All of the data is to be set down again without any alteration.

(Source data Opens)

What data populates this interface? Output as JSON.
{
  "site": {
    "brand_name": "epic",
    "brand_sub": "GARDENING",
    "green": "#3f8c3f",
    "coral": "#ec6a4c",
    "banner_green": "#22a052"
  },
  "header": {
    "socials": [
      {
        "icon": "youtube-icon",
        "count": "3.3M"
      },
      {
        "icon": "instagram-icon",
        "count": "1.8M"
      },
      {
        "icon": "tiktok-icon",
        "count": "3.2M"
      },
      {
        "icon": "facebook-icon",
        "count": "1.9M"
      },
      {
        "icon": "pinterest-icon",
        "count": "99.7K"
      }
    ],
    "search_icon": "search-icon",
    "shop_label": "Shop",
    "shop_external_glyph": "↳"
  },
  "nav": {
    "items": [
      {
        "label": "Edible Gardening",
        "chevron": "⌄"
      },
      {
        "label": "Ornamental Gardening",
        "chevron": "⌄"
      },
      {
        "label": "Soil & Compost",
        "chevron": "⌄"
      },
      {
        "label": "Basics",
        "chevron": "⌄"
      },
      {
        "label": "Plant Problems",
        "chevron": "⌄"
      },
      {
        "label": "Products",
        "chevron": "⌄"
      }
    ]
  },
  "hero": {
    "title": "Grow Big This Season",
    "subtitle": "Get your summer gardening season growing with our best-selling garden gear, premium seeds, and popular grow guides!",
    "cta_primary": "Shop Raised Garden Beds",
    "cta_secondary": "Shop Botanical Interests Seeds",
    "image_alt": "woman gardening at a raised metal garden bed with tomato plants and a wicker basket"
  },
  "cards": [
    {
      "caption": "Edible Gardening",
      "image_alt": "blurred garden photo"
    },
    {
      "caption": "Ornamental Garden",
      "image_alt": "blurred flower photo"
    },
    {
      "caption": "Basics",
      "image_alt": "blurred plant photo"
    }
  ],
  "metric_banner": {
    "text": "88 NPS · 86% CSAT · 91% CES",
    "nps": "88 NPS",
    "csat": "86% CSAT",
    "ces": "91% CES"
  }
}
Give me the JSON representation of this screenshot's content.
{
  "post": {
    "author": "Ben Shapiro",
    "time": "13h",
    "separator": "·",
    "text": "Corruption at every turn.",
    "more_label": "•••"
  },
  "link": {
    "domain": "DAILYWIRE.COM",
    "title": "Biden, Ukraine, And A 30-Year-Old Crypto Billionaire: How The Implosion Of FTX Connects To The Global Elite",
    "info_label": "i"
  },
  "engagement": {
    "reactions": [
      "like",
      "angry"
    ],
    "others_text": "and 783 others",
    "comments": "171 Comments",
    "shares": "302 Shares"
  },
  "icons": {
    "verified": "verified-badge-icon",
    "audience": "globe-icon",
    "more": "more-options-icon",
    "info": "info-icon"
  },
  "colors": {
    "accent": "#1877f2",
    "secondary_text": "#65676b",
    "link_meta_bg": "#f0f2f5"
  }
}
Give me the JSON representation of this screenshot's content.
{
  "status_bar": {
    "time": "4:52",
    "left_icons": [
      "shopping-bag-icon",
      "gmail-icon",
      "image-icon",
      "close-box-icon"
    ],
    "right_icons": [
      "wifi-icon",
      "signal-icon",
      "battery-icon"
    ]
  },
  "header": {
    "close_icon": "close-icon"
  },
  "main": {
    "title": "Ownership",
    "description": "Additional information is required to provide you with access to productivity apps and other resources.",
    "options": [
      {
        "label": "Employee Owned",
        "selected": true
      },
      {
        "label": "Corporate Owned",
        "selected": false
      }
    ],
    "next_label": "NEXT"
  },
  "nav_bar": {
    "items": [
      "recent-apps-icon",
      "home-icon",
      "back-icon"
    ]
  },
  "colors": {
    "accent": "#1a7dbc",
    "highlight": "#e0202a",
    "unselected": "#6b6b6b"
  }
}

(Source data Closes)

* _Result of the exercise_:
What data populates this interface? Output as JSON.
{
  "site": {
    "brand_name": "epic",
    "brand_sub": "GARDENING",
    "green": "#3f8c3f",
    "coral": "#ec6a4c",
    "banner_green": "#22a052"
  },
  "header": {
    "socials": [
      {
        "icon": "youtube-icon",
        "count": "3.3M"
      },
      {
        "icon": "instagram-icon",
        "count": "1.8M"
      },
      {
        "icon": "tiktok-icon",
        "count": "3.2M"
      },
      {
        "icon": "facebook-icon",
        "count": "1.9M"
      },
      {
        "icon": "pinterest-icon",
        "count": "99.7K"
      }
    ],
    "search_icon": "search-icon",
    "shop_label": "Shop",
    "shop_external_glyph": "↳"
  },
  "nav": {
    "items": [
      {
        "label": "Edible Gardening",
        "chevron": "⌄"
      },
      {
        "label": "Ornamental Gardening",
        "chevron": "⌄"
      },
      {
        "label": "Soil & Compost",
        "chevron": "⌄"
      },
      {
        "label": "Basics",
        "chevron": "⌄"
      },
      {
        "label": "Plant Problems",
        "chevron": "⌄"
      },
      {
        "label": "Products",
        "chevron": "⌄"
      }
    ]
  },
  "hero": {
    "title": "Grow Big This Season",
    "subtitle": "Get your summer gardening season growing with our best-selling garden gear, premium seeds, and popular grow guides!",
    "cta_primary": "Shop Raised Garden Beds",
    "cta_secondary": "Shop Botanical Interests Seeds",
    "image_alt": "woman gardening at a raised metal garden bed with tomato plants and a wicker basket"
  },
  "cards": [
    {
      "caption": "Edible Gardening",
      "image_alt": "blurred garden photo"
    },
    {
      "caption": "Ornamental Garden",
      "image_alt": "blurred flower photo"
    },
    {
      "caption": "Basics",
      "image_alt": "blurred plant photo"
    }
  ],
  "metric_banner": {
    "text": "88 NPS · 86% CSAT · 91% CES",
    "nps": "88 NPS",
    "csat": "86% CSAT",
    "ces": "91% CES"
  }
}
Give me the JSON representation of this screenshot's content.
{
  "post": {
    "author": "Ben Shapiro",
    "time": "13h",
    "separator": "·",
    "text": "Corruption at every turn.",
    "more_label": "•••"
  },
  "link": {
    "domain": "DAILYWIRE.COM",
    "title": "Biden, Ukraine, And A 30-Year-Old Crypto Billionaire: How The Implosion Of FTX Connects To The Global Elite",
    "info_label": "i"
  },
  "engagement": {
    "reactions": [
      "like",
      "angry"
    ],
    "others_text": "and 783 others",
    "comments": "171 Comments",
    "shares": "302 Shares"
  },
  "icons": {
    "verified": "verified-badge-icon",
    "audience": "globe-icon",
    "more": "more-options-icon",
    "info": "info-icon"
  },
  "colors": {
    "accent": "#1877f2",
    "secondary_text": "#65676b",
    "link_meta_bg": "#f0f2f5"
  }
}
Give me the JSON representation of this screenshot's content.
{
  "status_bar": {
    "time": "4:52",
    "left_icons": [
      "shopping-bag-icon",
      "gmail-icon",
      "image-icon",
      "close-box-icon"
    ],
    "right_icons": [
      "wifi-icon",
      "signal-icon",
      "battery-icon"
    ]
  },
  "header": {
    "close_icon": "close-icon"
  },
  "main": {
    "title": "Ownership",
    "description": "Additional information is required to provide you with access to productivity apps and other resources.",
    "options": [
      {
        "label": "Employee Owned",
        "selected": true
      },
      {
        "label": "Corporate Owned",
        "selected": false
      }
    ],
    "next_label": "NEXT"
  },
  "nav_bar": {
    "items": [
      "recent-apps-icon",
      "home-icon",
      "back-icon"
    ]
  },
  "colors": {
    "accent": "#1a7dbc",
    "highlight": "#e0202a",
    "unselected": "#6b6b6b"
  }
}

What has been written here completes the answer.